Several mass tests for the coronavirus among groups of people — including recent testing done in an Ohio prison — highlight one alarming dimension of that lack of knowledge.
In those tests, a large proportion of individuals — much higher than the Centers for Disease Control and Prevention's estimated 25 percent — tested positive for the virus without having any symptoms at all.
If the results of those tests are relevant to the general population, they suggest you could very well catch and spread the coronavirus that causes the sometimes-deadly respiratory illness COVID-19 without ever knowing it.
The virus causes serious symptoms in roughly 20 percent of the population, with an estimated 5 percent — mostly those who have underlying health conditions or who are above the age of 60 — needing intensive care.
Ohio, like the U.S. in general, is a long way from being able to administer mass testing across its population. Thus far, the state has relied on testing mostly a small group of people who have severe symptoms of the virus.
Even with that narrow testing criteria, Ohio has confirmed more than 11,600 cases of coronavirus. Those cases have led to at least 471 deaths in the state.
But state officials tested every inmate at the Marion Correctional Institution recently. What they discovered was alarming.
Some of the findings were likely specific to that prison, where COVID-19 has established a strong foothold already. Roughly 73 percent of the inmates at the facility — more than 1,800 prisoners — had the virus. But the alarming thing is that a large number show no symptoms at all.
In one shared dorm at the prison, all 152 inmates living there tested positive. But 60 — about 40 percent — didn't have any signs of the disease.
That's a larger pattern found in the mass testing the Ohio Department of Rehabilitation and Correction has done, officials say.
"Throughout our mass testing process, we have found many individuals who are testing positive for COVID who are asymptomatic,” ODRC spokesperson JoEllen Smith told
The Columbus Dispatch yesterday.
Other mass-testing situations have yielded similar results. The U.S. Navy tested all 4,800 crew members of the USS Theodore Roosevelt earlier this month after COVID-19 broke out there. The outbreak was more contained than it is in Ohio's prisons — 600 sailors tested positive. But of those, 60 percent have shown no symptoms.
“It has revealed a new dynamic of this virus," Defense Secretary Mark Esper said on NBC's TODAY show Thursday. "That it can be carried by normal, healthy people who have no idea whatsoever that they are carrying it.”

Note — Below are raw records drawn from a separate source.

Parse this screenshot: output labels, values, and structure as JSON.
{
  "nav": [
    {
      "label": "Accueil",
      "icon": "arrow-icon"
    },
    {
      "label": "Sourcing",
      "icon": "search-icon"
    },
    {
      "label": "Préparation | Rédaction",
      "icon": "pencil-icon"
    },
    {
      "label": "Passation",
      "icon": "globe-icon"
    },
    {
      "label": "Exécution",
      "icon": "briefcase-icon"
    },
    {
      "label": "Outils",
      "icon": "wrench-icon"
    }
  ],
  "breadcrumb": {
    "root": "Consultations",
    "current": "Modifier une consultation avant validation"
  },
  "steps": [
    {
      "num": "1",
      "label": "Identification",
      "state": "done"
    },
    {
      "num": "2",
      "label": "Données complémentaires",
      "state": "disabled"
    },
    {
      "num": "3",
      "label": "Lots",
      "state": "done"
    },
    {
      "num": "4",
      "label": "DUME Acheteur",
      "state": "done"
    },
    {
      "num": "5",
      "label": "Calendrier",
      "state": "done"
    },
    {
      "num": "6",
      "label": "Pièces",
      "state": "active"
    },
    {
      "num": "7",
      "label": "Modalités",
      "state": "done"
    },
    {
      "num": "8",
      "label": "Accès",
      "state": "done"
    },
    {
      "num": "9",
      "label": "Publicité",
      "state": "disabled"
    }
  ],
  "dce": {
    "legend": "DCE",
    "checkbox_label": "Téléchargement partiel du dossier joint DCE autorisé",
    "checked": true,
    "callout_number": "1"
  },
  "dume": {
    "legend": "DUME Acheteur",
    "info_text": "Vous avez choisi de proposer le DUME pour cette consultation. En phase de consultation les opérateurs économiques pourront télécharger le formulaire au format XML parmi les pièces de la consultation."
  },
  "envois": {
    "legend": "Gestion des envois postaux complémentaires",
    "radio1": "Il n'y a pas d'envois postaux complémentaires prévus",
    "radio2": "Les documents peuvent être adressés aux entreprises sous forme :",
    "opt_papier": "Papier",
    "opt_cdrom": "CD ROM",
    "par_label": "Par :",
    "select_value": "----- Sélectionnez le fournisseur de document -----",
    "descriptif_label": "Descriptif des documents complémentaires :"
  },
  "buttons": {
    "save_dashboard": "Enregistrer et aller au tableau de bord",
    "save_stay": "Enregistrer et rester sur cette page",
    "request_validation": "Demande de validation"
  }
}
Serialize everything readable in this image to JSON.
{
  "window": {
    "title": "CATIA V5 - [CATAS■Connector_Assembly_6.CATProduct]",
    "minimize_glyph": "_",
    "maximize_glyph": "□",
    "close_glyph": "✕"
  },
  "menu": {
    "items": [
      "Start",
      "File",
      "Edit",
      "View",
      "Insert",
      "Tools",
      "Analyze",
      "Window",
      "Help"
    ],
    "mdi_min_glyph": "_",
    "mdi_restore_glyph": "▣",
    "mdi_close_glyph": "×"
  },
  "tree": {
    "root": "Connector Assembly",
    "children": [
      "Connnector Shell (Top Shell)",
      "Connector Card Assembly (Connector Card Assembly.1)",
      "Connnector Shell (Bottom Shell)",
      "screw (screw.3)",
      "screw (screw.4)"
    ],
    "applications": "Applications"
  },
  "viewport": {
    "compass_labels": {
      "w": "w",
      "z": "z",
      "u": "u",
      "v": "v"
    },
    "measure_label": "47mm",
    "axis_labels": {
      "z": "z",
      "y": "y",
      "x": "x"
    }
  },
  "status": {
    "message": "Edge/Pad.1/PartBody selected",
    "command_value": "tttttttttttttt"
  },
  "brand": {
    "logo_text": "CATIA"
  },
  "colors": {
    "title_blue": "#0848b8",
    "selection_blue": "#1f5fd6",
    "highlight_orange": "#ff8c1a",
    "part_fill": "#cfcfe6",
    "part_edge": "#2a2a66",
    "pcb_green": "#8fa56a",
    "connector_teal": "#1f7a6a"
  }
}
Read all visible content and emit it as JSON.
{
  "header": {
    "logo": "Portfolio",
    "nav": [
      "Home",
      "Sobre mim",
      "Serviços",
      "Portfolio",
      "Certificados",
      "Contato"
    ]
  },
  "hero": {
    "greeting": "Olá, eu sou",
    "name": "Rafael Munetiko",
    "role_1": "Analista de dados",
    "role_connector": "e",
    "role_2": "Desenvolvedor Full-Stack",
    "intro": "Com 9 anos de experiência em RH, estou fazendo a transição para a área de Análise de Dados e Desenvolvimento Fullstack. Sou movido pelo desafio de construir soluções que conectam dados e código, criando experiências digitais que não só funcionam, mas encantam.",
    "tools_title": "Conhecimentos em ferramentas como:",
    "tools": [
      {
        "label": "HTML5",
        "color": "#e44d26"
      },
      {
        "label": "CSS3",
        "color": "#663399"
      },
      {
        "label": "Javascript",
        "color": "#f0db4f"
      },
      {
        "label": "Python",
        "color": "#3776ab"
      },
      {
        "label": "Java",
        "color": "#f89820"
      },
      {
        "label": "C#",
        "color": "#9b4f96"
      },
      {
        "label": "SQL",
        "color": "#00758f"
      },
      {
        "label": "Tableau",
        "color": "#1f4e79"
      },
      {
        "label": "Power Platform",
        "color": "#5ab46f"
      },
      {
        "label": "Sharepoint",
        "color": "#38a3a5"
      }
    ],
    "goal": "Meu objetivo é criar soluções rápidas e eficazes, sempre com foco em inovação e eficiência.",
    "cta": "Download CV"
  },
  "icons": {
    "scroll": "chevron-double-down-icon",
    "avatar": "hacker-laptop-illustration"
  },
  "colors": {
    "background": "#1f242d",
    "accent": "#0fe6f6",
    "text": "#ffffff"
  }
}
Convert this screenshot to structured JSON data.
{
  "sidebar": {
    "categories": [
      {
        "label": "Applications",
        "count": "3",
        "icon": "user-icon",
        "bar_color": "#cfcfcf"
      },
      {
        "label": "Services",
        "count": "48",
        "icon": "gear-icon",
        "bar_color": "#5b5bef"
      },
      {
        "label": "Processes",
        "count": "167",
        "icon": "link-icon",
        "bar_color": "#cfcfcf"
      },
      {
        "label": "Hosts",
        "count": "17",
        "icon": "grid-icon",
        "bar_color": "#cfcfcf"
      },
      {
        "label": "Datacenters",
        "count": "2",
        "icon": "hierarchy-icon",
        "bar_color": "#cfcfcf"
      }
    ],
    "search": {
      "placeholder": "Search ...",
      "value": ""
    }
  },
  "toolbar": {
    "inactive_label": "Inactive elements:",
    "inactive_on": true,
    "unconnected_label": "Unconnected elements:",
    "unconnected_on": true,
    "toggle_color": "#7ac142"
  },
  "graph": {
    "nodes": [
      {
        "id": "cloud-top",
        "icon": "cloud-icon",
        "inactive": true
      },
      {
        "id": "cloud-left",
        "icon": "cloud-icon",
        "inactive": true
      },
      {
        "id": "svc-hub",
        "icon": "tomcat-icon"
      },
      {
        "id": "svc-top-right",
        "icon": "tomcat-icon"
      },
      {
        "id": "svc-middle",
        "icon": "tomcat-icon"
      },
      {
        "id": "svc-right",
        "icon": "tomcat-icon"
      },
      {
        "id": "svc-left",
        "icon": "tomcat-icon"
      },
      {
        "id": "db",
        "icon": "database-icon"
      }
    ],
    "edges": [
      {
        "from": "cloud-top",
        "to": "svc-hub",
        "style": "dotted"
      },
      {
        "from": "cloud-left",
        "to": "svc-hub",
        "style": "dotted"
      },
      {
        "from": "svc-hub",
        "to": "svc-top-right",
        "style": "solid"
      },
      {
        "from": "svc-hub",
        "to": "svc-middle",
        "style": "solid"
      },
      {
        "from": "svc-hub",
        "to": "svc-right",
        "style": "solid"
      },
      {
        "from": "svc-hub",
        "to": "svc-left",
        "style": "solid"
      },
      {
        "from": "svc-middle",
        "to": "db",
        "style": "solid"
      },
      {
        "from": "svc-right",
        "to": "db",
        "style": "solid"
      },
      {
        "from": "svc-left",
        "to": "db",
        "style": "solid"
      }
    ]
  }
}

Mass testing of 397 residents of a Boston shelter for those experiencing homelessness had similar results, with almost all of the 146 residents who tested positive showing no symptoms. Another test at a shelter in Worcester, Massachusetts also saw a similar, very high level of asymptomatic confirmed cases.
If those patterns hold true, they're a double-edged sword. They suggest that the virus is potentially harmless for many people. But they also show that transmission of the virus from healthy individuals to much more vulnerable people may be much harder to control, especially given the limited availability of testing in the U.S.
The United States currently has the most confirmed cases — more than 751,000 — and deaths — more than 36,000 — of any country on the globe.
There are some caveats, as with everything related to COVID-19. The tests being used aren't always consistently accurate and can result in false positives and false negatives. And most of the instances mentioned above occurred among very specific populations — prison inmates, sailors, residents at a shelter. It's unclear if the populous at large would see similar rates of asymptomatic carriers of the coronavirus.
Still, the prospect that half or more of the people who contract the coronavirus wouldn't know they have it without testing is sobering. Health officials say it underscores the importance of what they do know for sure — that staying home whenever possible, wearing masks and gloves, observing six feet of physical distance from others in public and washing your hands frequently are vital means of slowing the spread of the pandemic.